Discovery shouldn't delay completion of roundabout project
Construction workers in Halifax made a surprising discovery on Wednesday when they uncovered two human bones on North Park Street.
The street has been ripped up to construct a new roundabout, but work came to a halt when a co-op student spotted the first bone in a trench.
"She said, 'What is this?'" said Courtney Glen, a senior archeologist with Davis MacIntyre & Associates who is working as a consultant at the site.
"I said 'Wow, that changes things.'"
Glen said workers found a second bone not far away. The soil had been dug up and flipped over, leaving the bones on top of the pile.
"It was definitely a surprise and it definitely was a bit of a game changer for us," said Glen.
Her entire team was called in to screen the area to make sure they didn't miss any others.
It's mandatory for police to be called to the scene when human bones are found.
"Between the medical examiner and the archaeologists, we all kind of felt that it was human, but it was also archeological. Probably between 150 to 160 years old," she said.
'A little bit of insight'
Glen said the bones were found where a Protestant orphanage stood in the late 1800s.
"One of the bones was definitely juvenile," she said, describing it as the top of a hip joint.
"You never really want to find human remains — you never want to disturb them of course — but once you find them, it's a little bit of insight into the site."
Glen did extensive research on the area before construction began. She said while they knew there was an orphanage, there was no indication of a cemetery at the site. The orphanage was open at that location between 1857 and 1875.

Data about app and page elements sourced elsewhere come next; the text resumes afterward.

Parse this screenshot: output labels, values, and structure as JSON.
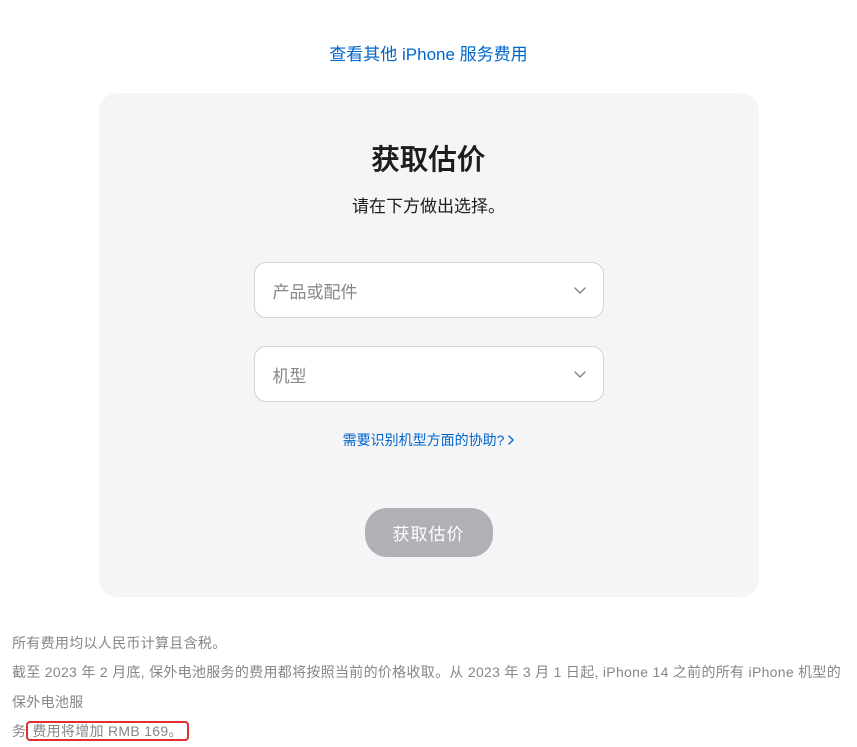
{
  "topLink": {
    "text": "查看其他 iPhone 服务费用"
  },
  "card": {
    "title": "获取估价",
    "subtitle": "请在下方做出选择。",
    "select1": {
      "placeholder": "产品或配件"
    },
    "select2": {
      "placeholder": "机型"
    },
    "helpLink": "需要识别机型方面的协助?",
    "submitButton": "获取估价"
  },
  "footer": {
    "line1": "所有费用均以人民币计算且含税。",
    "line2_part1": "截至 2023 年 2 月底, 保外电池服务的费用都将按照当前的价格收取。从 2023 年 3 月 1 日起, iPhone 14 之前的所有 iPhone 机型的保外电池服",
    "line2_part2_prefix": "务",
    "line2_highlighted": "费用将增加 RMB 169。"
  }
}
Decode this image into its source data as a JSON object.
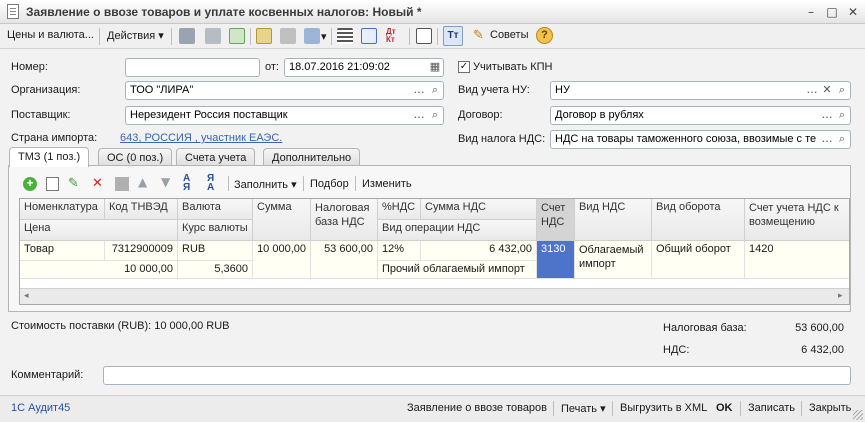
{
  "window": {
    "title": "Заявление о ввозе товаров и уплате косвенных налогов: Новый *",
    "controls": [
      "–",
      "□",
      "✕"
    ]
  },
  "toolbar": {
    "prices_currency": "Цены и валюта...",
    "actions": "Действия",
    "advice": "Советы",
    "help": "?"
  },
  "form": {
    "number_label": "Номер:",
    "number_value": "",
    "from_label": "от:",
    "date_value": "18.07.2016 21:09:02",
    "kpn_label": "Учитывать КПН",
    "kpn_checked": true,
    "org_label": "Организация:",
    "org_value": "ТОО \"ЛИРА\"",
    "nu_label": "Вид учета НУ:",
    "nu_value": "НУ",
    "supplier_label": "Поставщик:",
    "supplier_value": "Нерезидент Россия поставщик",
    "contract_label": "Договор:",
    "contract_value": "Договор в рублях",
    "country_label": "Страна импорта:",
    "country_value": "643, РОССИЯ , участник ЕАЭС.",
    "vat_type_label": "Вид налога НДС:",
    "vat_type_value": "НДС на товары таможенного союза, ввозимые с те"
  },
  "tabs": [
    {
      "label": "ТМЗ (1 поз.)",
      "active": true
    },
    {
      "label": "ОС (0 поз.)",
      "active": false
    },
    {
      "label": "Счета учета",
      "active": false
    },
    {
      "label": "Дополнительно",
      "active": false
    }
  ],
  "table_toolbar": {
    "fill": "Заполнить",
    "pick": "Подбор",
    "change": "Изменить"
  },
  "table": {
    "headers_top": [
      "Номенклатура",
      "Код ТНВЭД",
      "Валюта",
      "Сумма",
      "Налоговая база НДС",
      "%НДС",
      "Сумма НДС",
      "Счет НДС",
      "Вид НДС",
      "Вид оборота",
      "Счет учета НДС к возмещению"
    ],
    "headers_bottom": [
      "Цена",
      "Курс валюты",
      "Вид операции НДС"
    ],
    "row": {
      "item": "Товар",
      "tnved": "7312900009",
      "currency": "RUB",
      "sum": "10 000,00",
      "tax_base": "53 600,00",
      "vat_pct": "12%",
      "vat_sum": "6 432,00",
      "vat_account": "3130",
      "vat_kind": "Облагаемый импорт",
      "turnover": "Общий оборот",
      "refund_account": "1420",
      "price": "10 000,00",
      "rate": "5,3600",
      "operation": "Прочий облагаемый импорт"
    }
  },
  "totals": {
    "supply_cost": "Стоимость поставки (RUB): 10 000,00 RUB",
    "tax_base_label": "Налоговая база:",
    "tax_base_value": "53 600,00",
    "vat_label": "НДС:",
    "vat_value": "6 432,00"
  },
  "comment": {
    "label": "Комментарий:",
    "value": ""
  },
  "statusbar": {
    "app": "1С Аудит45",
    "statement": "Заявление о ввозе товаров",
    "print": "Печать",
    "export": "Выгрузить в XML",
    "ok": "OK",
    "save": "Записать",
    "close": "Закрыть"
  },
  "colors": {
    "link": "#3b63b0",
    "selected_cell": "#4d74c8",
    "active_tab": "#ffffff"
  }
}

Glen said once they're done monitoring construction at the site, they'll head to the Nova Scotia Archives to see if they can learn more about if there was any sickness in the area at the time or if there are burial records that could help identify the remains.
The Nova Scotia Medical Examiner's office has not yet examined the bones. A forensic anthropologist will be brought in late next week to help with the investigation.
Work at the site resumed Thursday, but not in the location where the remains were found.
Glen does not think the discovery will delay the planned completion of the roundabout project.